Daniel Zrust: They have to care. They have no choice. They want to keep their data solids across all their tech stack. There is no why. They have to. It's what it is.
Lindsay McGuire: It's like the Yoda quote, right? There is no try. There's only dos. Is that right? Something in that realm. Someone corrected me, hit me up on social media because I don't think that's quite right, but the essence of that idea. Right. And so if you had one piece of advice for innovative leaders on how they can start to integrate and automate their tools, what would it be?
Daniel Zrust: I would say don't be scared and go and try it. You will see it doesn't hurt. Feel free to fail. It's normal. It's completely normal to see errors and failures. Every one of us have been there. Right. We all went through that phase. So it's completely normal. Don't feel like when something doesn't work, it is the end of the world. No, take it as information and do something about it and then proceed to the next step. But just go and try it.
Lindsay McGuire: And I will say, few things feel as amazing as when you do set up an automation and it does work.
Daniel Zrust: Exactly.
Lindsay McGuire: And you test it and you're like, oh my gosh, this works, this works. And then you're like, but is it actually going to work in the real life scenario? And then when it does, I mean, oh, and even things as silly as I talked about earlier. A lot of my automations live within my Monday boards with my projects and just setting something just as that small or even the automations in Formstack where you set up a workflow or an email that triggers automatically, I mean, it's just a beautiful feeling so.
Daniel Zrust: Yeah, you feel like superhero, right? You actually feel like a developer even though nothing about coding, right? But,
Lindsay McGuire: Don't tell my coder friends.
Daniel Zrust: Yeah. It's really what it is. I had those feelings myself when I was starting.
Lindsay McGuire: One last question for you. So what do you think makes practical ideas like integrating your tools and automating your work so genius?
Daniel Zrust: I think that that feeling of that something runs and you don't have to touch it and it just goes and goes forever. That's the genius idea, which I always feel.
Lindsay McGuire: And that's probably why you're still doing the work you're doing today, right?
Daniel Zrust: Yeah, of course. If I didn't like it, I would not be here.

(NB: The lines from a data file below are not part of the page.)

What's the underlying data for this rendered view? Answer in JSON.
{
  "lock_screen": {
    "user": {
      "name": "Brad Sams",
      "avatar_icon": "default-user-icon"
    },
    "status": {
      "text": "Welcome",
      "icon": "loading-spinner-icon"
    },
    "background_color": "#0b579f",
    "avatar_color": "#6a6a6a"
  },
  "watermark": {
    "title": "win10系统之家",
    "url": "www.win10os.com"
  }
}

Lindsay McGuire: Well, Daniel, thank you so much for taking so much time today to talk about integrating your tools and automating your workflows. I mean, it has really been a conversation chock full of great tips and advice, and I cannot wait for people to listen. Thank you so much for joining us for this great conversation with Daniel. I'm taking all of my notes from this amazing conversation and applying them to our Practically Genius insider newsletter, which you should definitely sign up for. You can do that by clicking the link in the show notes. And as always, rate, review, share on LinkedIn and tell another innovator about the show. You never know. You might just get your next practically genius idea right here.